Benefits for the brand and retailer: sample reduction, showrooms, faster iterations, direct to pattern capabilities
Everything I’ve written about so far is predictive – at least for the moment. The technologies, the resources, and the consumer appetites all exist today, but there remains a change in mindset amongst brands and retailers who must first embrace digital-first ways of working.
Luckily, rapid progress is being made in this area. Big businesses have already begun to achieve dramatic savings through the adoption of 3D prototyping and sampling, and as with all enterprise technologies, these demonstrable results are beginning to influence a broader shift in understanding.
And as more high-level executives buy into the benefits that can be achieved through adoption of 3D CAD, the internal resistance (both mental and fiscal) will continue to break down. A recent Sourcing Journal Online article highlighted a 65% reduction in sampling by retailer Target (who are interviewed in another editorial in this publication) and a 2-week gain in product development speed.
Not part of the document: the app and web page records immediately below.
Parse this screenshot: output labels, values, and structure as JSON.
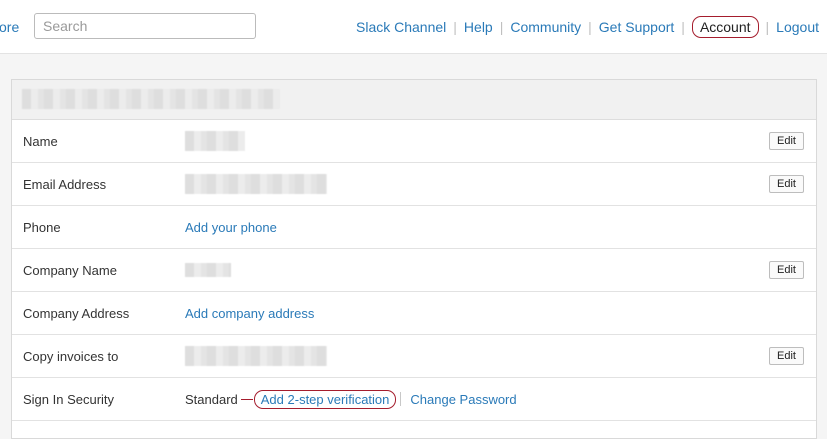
{
  "topbar": {
    "store_label": "ore",
    "search": {
      "placeholder": "Search",
      "value": ""
    },
    "nav": {
      "slack": "Slack Channel",
      "help": "Help",
      "community": "Community",
      "support": "Get Support",
      "account": "Account",
      "logout": "Logout"
    }
  },
  "profile": {
    "rows": {
      "name": {
        "label": "Name",
        "edit": "Edit"
      },
      "email": {
        "label": "Email Address",
        "edit": "Edit"
      },
      "phone": {
        "label": "Phone",
        "link": "Add your phone"
      },
      "company": {
        "label": "Company Name",
        "edit": "Edit"
      },
      "address": {
        "label": "Company Address",
        "link": "Add company address"
      },
      "invoices": {
        "label": "Copy invoices to",
        "edit": "Edit"
      },
      "security": {
        "label": "Sign In Security",
        "status": "Standard",
        "two_step": "Add 2-step verification",
        "change_password": "Change Password"
      }
    }
  },
  "colors": {
    "link": "#2a7ab8",
    "annotation": "#a51d2d"
  }
}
Amongst other retailers and brands, Target took the proven approach of analysing the impact that 3D could have across design, merchandising and all other departments that would benefit from working in a new way. As you might imagine, the change in mindset that this required was in many ways as significant as the implementation of the software itself, and many organisations have chosen to work with an informed third party consultant to help manage this shift to digital-first thinking.
As Gelis pointed out in response to my question on challenges to adoption, “That’s why it is important to be fully accompanied in the process of adopting a 3D virtual prototyping solution. Consultants will be able to design a path for implementation taking into account all the specificities of a given organisation (skills of the people, existing process, organisation and more).”
Filling in the gaps
We all know that technology is a tool and not a solution. We can live without it, but it makes our lives better – or at least that’s what we tell ourselves. 3D in and of itself isn’t going to change the world of fashion; it’s only through early adopters and responsive software companies that advances like truly integrated wearable technology can reach consumers.
One concern that an interviewee addressed quite neatly is the common perception that technology’s intrusion into fashion is going to spell the end of style, robbing us of both unique fashions and commoditising the craftsmanship that goes into creating them. Again design is key, but its not just aesthetic design, it’s design thinking, creative problem solving and asking users (i.e. the human beings who actually wear the clothing) what their needs are.
This misconception fails to take account of one key aspect of this whole transition, though: the fact that wearable technologies will still require traditional fashion skills in order to really penetrate the market. When I asked Papadopoulos what patternmaking software she used, she told me that she works with a patternmaker who does 2D flat patterns by hand. And even Jur (who you’d expect to be at the forefront of modern methods) said that he and his team are printing some of their circuits in electronic ink using, wait for it, screen-printing screens.
These kinds of traditional techniques should ensure that, however advanced the technology embedded in them becomes, clothing will remain a uniquely personal and expressive thing – and perhaps that the fashion industry will find itself teaching other sectors a great deal.
*This piece has been published verbatim from WhichPLM’s 5th Edition Report, which is still available to purchase.